Data listing section start
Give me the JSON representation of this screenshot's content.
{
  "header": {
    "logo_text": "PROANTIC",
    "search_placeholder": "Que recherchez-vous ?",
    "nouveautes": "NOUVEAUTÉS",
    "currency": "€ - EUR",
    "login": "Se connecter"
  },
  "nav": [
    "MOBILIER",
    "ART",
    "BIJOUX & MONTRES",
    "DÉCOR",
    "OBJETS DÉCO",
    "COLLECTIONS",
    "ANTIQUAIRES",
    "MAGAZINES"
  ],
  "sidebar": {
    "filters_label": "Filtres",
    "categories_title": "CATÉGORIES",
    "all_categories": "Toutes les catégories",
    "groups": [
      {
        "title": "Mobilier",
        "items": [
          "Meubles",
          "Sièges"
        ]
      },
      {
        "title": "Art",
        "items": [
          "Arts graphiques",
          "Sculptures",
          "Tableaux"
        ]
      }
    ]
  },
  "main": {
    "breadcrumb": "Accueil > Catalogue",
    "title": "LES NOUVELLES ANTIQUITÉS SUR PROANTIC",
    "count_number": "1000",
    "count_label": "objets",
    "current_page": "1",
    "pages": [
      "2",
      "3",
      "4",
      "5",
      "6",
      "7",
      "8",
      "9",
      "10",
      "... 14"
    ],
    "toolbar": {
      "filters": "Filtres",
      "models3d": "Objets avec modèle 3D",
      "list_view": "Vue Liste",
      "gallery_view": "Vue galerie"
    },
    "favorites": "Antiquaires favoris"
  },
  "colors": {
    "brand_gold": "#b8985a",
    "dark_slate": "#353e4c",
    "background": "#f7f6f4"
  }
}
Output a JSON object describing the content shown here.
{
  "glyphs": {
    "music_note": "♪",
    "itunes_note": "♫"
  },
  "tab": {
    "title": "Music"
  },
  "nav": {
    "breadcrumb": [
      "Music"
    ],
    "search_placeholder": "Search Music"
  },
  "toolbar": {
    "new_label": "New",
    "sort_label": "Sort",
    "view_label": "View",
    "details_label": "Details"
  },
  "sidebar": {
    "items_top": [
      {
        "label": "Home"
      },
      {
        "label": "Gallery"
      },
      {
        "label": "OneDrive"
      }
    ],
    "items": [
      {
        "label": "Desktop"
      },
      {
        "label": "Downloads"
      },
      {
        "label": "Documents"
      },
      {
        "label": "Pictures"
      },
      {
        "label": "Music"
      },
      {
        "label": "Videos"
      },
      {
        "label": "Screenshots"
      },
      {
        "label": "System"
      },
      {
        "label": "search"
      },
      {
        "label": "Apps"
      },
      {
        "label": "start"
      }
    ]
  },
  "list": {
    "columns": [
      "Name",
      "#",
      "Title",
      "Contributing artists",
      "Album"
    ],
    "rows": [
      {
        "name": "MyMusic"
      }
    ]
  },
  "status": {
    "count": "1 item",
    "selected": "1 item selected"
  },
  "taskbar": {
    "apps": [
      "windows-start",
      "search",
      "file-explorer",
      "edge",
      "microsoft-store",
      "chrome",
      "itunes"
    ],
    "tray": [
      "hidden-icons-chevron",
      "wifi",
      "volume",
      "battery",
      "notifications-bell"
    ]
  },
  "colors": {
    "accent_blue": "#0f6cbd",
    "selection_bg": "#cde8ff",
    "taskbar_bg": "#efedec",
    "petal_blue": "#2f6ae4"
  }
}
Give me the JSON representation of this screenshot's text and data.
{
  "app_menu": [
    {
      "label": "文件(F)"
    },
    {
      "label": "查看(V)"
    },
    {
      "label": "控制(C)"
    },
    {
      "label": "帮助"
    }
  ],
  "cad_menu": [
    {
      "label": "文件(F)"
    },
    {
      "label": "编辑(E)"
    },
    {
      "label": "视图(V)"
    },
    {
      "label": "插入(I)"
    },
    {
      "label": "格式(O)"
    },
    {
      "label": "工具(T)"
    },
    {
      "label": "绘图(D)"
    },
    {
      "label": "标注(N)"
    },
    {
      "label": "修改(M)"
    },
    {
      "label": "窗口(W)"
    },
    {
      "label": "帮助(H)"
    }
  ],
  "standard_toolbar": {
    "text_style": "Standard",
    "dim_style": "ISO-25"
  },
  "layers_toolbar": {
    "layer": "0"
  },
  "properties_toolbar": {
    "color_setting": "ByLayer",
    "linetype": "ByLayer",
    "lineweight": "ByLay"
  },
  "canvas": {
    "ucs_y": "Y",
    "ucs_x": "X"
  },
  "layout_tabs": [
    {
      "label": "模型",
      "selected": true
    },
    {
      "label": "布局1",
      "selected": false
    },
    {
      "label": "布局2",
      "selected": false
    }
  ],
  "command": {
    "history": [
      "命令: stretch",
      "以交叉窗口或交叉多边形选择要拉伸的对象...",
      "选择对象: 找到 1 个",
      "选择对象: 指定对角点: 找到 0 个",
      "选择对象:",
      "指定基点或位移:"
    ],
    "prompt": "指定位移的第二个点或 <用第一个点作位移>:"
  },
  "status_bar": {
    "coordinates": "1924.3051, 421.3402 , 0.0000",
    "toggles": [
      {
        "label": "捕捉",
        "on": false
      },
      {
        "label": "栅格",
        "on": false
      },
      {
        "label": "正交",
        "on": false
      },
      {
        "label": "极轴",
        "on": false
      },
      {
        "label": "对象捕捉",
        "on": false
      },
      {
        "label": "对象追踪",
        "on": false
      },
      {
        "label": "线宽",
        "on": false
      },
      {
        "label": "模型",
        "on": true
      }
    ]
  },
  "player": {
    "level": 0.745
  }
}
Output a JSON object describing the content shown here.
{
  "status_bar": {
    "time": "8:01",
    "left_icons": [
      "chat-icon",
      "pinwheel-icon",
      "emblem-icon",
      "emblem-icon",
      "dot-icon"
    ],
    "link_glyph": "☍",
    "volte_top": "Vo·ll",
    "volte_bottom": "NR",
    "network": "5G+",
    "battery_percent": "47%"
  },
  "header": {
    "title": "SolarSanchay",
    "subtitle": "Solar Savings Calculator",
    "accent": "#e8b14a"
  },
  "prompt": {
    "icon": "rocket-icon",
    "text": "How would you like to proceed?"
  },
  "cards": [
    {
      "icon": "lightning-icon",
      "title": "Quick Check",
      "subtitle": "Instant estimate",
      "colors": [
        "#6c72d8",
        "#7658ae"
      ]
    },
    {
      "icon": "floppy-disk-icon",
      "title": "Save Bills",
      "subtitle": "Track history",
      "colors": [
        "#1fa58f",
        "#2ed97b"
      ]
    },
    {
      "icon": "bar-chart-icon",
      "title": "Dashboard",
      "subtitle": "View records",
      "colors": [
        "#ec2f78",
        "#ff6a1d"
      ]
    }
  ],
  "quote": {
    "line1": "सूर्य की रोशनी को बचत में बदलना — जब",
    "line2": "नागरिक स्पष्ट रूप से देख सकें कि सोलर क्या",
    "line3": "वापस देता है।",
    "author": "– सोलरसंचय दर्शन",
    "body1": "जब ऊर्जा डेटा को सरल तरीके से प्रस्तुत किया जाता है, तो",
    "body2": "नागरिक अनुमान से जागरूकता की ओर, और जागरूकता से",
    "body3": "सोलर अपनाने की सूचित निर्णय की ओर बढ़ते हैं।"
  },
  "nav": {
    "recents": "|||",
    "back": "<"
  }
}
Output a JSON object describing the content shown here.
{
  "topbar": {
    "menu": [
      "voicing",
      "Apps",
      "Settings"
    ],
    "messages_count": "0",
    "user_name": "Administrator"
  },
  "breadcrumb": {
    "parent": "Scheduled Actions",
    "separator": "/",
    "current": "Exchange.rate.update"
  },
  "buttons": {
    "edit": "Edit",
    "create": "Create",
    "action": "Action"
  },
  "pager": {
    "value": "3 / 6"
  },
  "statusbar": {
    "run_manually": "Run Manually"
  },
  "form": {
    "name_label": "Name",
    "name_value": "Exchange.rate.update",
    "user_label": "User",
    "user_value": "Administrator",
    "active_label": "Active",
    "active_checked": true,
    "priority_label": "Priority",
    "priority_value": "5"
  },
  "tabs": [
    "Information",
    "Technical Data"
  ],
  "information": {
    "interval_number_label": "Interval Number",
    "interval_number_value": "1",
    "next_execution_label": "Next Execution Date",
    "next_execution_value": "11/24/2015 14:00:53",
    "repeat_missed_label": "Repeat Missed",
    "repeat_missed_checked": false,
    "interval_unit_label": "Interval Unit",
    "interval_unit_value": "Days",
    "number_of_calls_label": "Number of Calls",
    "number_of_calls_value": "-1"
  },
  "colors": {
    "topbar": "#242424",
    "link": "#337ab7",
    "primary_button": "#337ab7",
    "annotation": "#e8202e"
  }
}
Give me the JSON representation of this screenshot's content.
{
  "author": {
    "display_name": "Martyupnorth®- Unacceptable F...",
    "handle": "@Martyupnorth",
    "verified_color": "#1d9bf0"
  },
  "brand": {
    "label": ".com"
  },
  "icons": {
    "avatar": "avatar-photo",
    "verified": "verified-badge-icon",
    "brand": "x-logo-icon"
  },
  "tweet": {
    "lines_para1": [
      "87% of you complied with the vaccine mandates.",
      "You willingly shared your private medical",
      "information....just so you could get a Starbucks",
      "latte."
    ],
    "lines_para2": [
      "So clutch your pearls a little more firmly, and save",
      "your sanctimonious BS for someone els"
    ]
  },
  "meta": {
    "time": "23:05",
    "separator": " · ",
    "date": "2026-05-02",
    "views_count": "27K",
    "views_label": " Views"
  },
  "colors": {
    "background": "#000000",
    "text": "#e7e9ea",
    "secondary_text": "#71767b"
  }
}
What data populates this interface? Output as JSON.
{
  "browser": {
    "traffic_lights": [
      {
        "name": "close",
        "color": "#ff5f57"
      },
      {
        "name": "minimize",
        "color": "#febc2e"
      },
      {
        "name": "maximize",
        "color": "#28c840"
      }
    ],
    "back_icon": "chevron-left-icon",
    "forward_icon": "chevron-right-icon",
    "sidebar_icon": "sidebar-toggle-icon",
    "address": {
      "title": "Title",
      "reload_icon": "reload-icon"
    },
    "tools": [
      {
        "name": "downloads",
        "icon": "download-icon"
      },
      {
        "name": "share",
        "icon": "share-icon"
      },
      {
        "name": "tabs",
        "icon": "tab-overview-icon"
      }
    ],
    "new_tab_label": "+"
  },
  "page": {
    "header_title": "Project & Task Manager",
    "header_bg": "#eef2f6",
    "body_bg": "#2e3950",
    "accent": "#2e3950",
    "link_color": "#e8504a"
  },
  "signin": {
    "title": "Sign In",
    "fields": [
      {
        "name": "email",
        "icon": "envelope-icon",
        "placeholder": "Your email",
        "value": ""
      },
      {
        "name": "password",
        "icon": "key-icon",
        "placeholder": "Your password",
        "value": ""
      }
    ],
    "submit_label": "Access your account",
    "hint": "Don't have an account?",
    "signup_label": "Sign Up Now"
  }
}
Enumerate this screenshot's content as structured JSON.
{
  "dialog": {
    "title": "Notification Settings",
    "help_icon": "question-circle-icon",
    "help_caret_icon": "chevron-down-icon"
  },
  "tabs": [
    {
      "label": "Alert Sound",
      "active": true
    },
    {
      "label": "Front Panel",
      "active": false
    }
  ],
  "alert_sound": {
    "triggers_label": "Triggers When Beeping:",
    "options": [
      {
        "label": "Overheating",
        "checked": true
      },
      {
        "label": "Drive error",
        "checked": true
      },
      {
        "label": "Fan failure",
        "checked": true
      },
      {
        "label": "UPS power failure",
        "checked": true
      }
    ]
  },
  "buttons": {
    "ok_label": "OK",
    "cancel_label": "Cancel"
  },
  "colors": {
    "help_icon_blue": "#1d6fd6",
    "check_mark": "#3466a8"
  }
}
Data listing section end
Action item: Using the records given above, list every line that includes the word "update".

Answer to the problem:
    "current": "Exchange.rate.update"
    "name_value": "Exchange.rate.update",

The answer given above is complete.